There was a share of fuss about him being the luckiest manager not to face any top-notch side in WC (they defeated Tunisia, Panama, Colombia and Sweden and lost to Belgium in the group stage and eventually blown away by Croatia) and reaching the semis without being tested properly. He is now regulated to prove himself worthy of his posture in the Euro cup, after making some huge calls.
Keeping Sancho on the bench despite all the hatred and judgment he got to face, especially after that Scotland draw was tactically a bold call, but he stuck to his principles and instead of exposing himself to the media without being offended, he remained focused on achieving something bigger. They are now on the run of 7 successive clean sheets and are looking to bring it home that time out. But how he made that possible?
Luke Shaw was not in the starting 11 against Croatia in the first euro game. Rather, he favored a right footed Trippier on him at left back position.
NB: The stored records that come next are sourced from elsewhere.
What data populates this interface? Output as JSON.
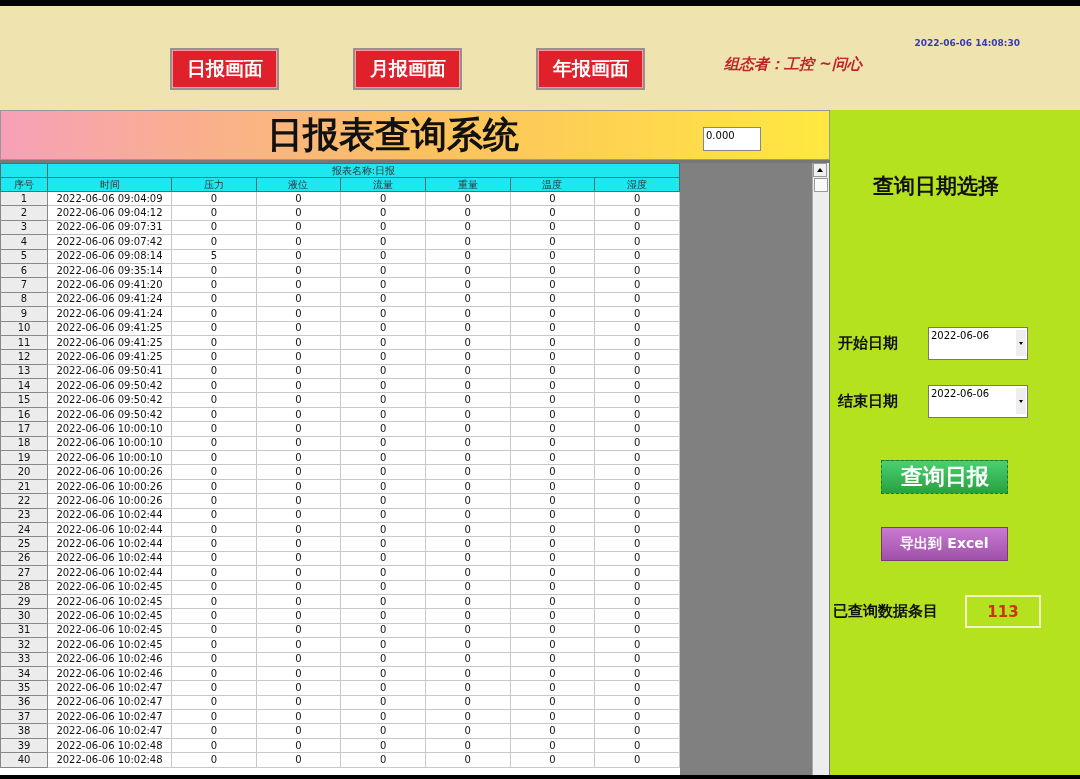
{
  "header": {
    "nav_buttons": [
      {
        "label": "日报画面"
      },
      {
        "label": "月报画面"
      },
      {
        "label": "年报画面"
      }
    ],
    "author": "组态者：工控 ~问心",
    "datetime": "2022-06-06 14:08:30"
  },
  "title_bar": {
    "title": "日报表查询系统",
    "value_field": "0.000"
  },
  "table": {
    "caption": "报表名称:日报",
    "columns": [
      "序号",
      "时间",
      "压力",
      "液位",
      "流量",
      "重量",
      "温度",
      "湿度"
    ],
    "rows": [
      [
        "1",
        "2022-06-06 09:04:09",
        "0",
        "0",
        "0",
        "0",
        "0",
        "0"
      ],
      [
        "2",
        "2022-06-06 09:04:12",
        "0",
        "0",
        "0",
        "0",
        "0",
        "0"
      ],
      [
        "3",
        "2022-06-06 09:07:31",
        "0",
        "0",
        "0",
        "0",
        "0",
        "0"
      ],
      [
        "4",
        "2022-06-06 09:07:42",
        "0",
        "0",
        "0",
        "0",
        "0",
        "0"
      ],
      [
        "5",
        "2022-06-06 09:08:14",
        "5",
        "0",
        "0",
        "0",
        "0",
        "0"
      ],
      [
        "6",
        "2022-06-06 09:35:14",
        "0",
        "0",
        "0",
        "0",
        "0",
        "0"
      ],
      [
        "7",
        "2022-06-06 09:41:20",
        "0",
        "0",
        "0",
        "0",
        "0",
        "0"
      ],
      [
        "8",
        "2022-06-06 09:41:24",
        "0",
        "0",
        "0",
        "0",
        "0",
        "0"
      ],
      [
        "9",
        "2022-06-06 09:41:24",
        "0",
        "0",
        "0",
        "0",
        "0",
        "0"
      ],
      [
        "10",
        "2022-06-06 09:41:25",
        "0",
        "0",
        "0",
        "0",
        "0",
        "0"
      ],
      [
        "11",
        "2022-06-06 09:41:25",
        "0",
        "0",
        "0",
        "0",
        "0",
        "0"
      ],
      [
        "12",
        "2022-06-06 09:41:25",
        "0",
        "0",
        "0",
        "0",
        "0",
        "0"
      ],
      [
        "13",
        "2022-06-06 09:50:41",
        "0",
        "0",
        "0",
        "0",
        "0",
        "0"
      ],
      [
        "14",
        "2022-06-06 09:50:42",
        "0",
        "0",
        "0",
        "0",
        "0",
        "0"
      ],
      [
        "15",
        "2022-06-06 09:50:42",
        "0",
        "0",
        "0",
        "0",
        "0",
        "0"
      ],
      [
        "16",
        "2022-06-06 09:50:42",
        "0",
        "0",
        "0",
        "0",
        "0",
        "0"
      ],
      [
        "17",
        "2022-06-06 10:00:10",
        "0",
        "0",
        "0",
        "0",
        "0",
        "0"
      ],
      [
        "18",
        "2022-06-06 10:00:10",
        "0",
        "0",
        "0",
        "0",
        "0",
        "0"
      ],
      [
        "19",
        "2022-06-06 10:00:10",
        "0",
        "0",
        "0",
        "0",
        "0",
        "0"
      ],
      [
        "20",
        "2022-06-06 10:00:26",
        "0",
        "0",
        "0",
        "0",
        "0",
        "0"
      ],
      [
        "21",
        "2022-06-06 10:00:26",
        "0",
        "0",
        "0",
        "0",
        "0",
        "0"
      ],
      [
        "22",
        "2022-06-06 10:00:26",
        "0",
        "0",
        "0",
        "0",
        "0",
        "0"
      ],
      [
        "23",
        "2022-06-06 10:02:44",
        "0",
        "0",
        "0",
        "0",
        "0",
        "0"
      ],
      [
        "24",
        "2022-06-06 10:02:44",
        "0",
        "0",
        "0",
        "0",
        "0",
        "0"
      ],
      [
        "25",
        "2022-06-06 10:02:44",
        "0",
        "0",
        "0",
        "0",
        "0",
        "0"
      ],
      [
        "26",
        "2022-06-06 10:02:44",
        "0",
        "0",
        "0",
        "0",
        "0",
        "0"
      ],
      [
        "27",
        "2022-06-06 10:02:44",
        "0",
        "0",
        "0",
        "0",
        "0",
        "0"
      ],
      [
        "28",
        "2022-06-06 10:02:45",
        "0",
        "0",
        "0",
        "0",
        "0",
        "0"
      ],
      [
        "29",
        "2022-06-06 10:02:45",
        "0",
        "0",
        "0",
        "0",
        "0",
        "0"
      ],
      [
        "30",
        "2022-06-06 10:02:45",
        "0",
        "0",
        "0",
        "0",
        "0",
        "0"
      ],
      [
        "31",
        "2022-06-06 10:02:45",
        "0",
        "0",
        "0",
        "0",
        "0",
        "0"
      ],
      [
        "32",
        "2022-06-06 10:02:45",
        "0",
        "0",
        "0",
        "0",
        "0",
        "0"
      ],
      [
        "33",
        "2022-06-06 10:02:46",
        "0",
        "0",
        "0",
        "0",
        "0",
        "0"
      ],
      [
        "34",
        "2022-06-06 10:02:46",
        "0",
        "0",
        "0",
        "0",
        "0",
        "0"
      ],
      [
        "35",
        "2022-06-06 10:02:47",
        "0",
        "0",
        "0",
        "0",
        "0",
        "0"
      ],
      [
        "36",
        "2022-06-06 10:02:47",
        "0",
        "0",
        "0",
        "0",
        "0",
        "0"
      ],
      [
        "37",
        "2022-06-06 10:02:47",
        "0",
        "0",
        "0",
        "0",
        "0",
        "0"
      ],
      [
        "38",
        "2022-06-06 10:02:47",
        "0",
        "0",
        "0",
        "0",
        "0",
        "0"
      ],
      [
        "39",
        "2022-06-06 10:02:48",
        "0",
        "0",
        "0",
        "0",
        "0",
        "0"
      ],
      [
        "40",
        "2022-06-06 10:02:48",
        "0",
        "0",
        "0",
        "0",
        "0",
        "0"
      ]
    ]
  },
  "side_panel": {
    "heading": "查询日期选择",
    "start_date": {
      "label": "开始日期",
      "value": "2022-06-06"
    },
    "end_date": {
      "label": "结束日期",
      "value": "2022-06-06"
    },
    "query_button": "查询日报",
    "export_button": "导出到 Excel",
    "count": {
      "label": "已查询数据条目",
      "value": "113"
    }
  }
}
Gareth made him understand that there are stronger options than him if he didn’t play up to the standard. Shaw came back firmly. He is now the top supplier with 3 sharp, spiky assists. He also kept Sancho and Grealish on the bench for most of the group stage minutes, but when they came on to demonstrate their skills, they exploded on the opponent’s like a volcano.
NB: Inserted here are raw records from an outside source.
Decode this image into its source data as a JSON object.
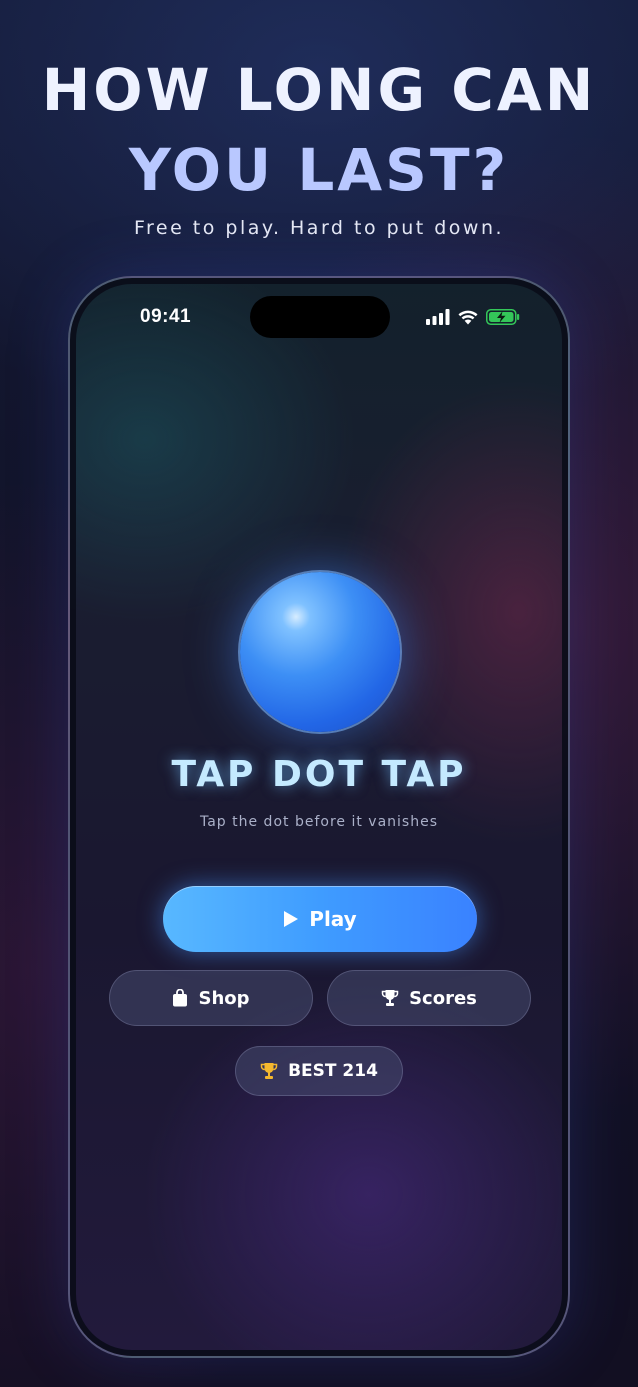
{
  "marketing": {
    "headline_line1": "HOW LONG CAN",
    "headline_line2": "YOU LAST?",
    "subheadline": "Free to play. Hard to put down."
  },
  "status_bar": {
    "time": "09:41",
    "icons": [
      "cellular-signal-icon",
      "wifi-icon",
      "battery-charging-icon"
    ]
  },
  "game": {
    "title": "TAP DOT TAP",
    "tagline": "Tap the dot before it vanishes",
    "dot_icon": "blue-sphere"
  },
  "buttons": {
    "play_label": "Play",
    "play_icon": "play-triangle-icon",
    "shop_label": "Shop",
    "shop_icon": "shopping-bag-icon",
    "scores_label": "Scores",
    "scores_icon": "trophy-icon"
  },
  "best": {
    "label": "BEST 214",
    "icon": "trophy-icon"
  },
  "colors": {
    "accent": "#3f9cff",
    "title_glow": "#c4eaff",
    "trophy": "#f5b82e",
    "battery": "#34c759"
  }
}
To delay your standouts on a bench with any purpose is an education. But you have to comport yourself in masterful manners to get the finest out of them, otherwise they’d be Jack Wilshere’s and Kaka’s, who were frozen out by their respective clubs. The Gareth Southgate case study is a distinct representation of the cleverness of a manager on how to shuffle, rearrange, reorganize. Using your substitutes appropriately is a piece of craft.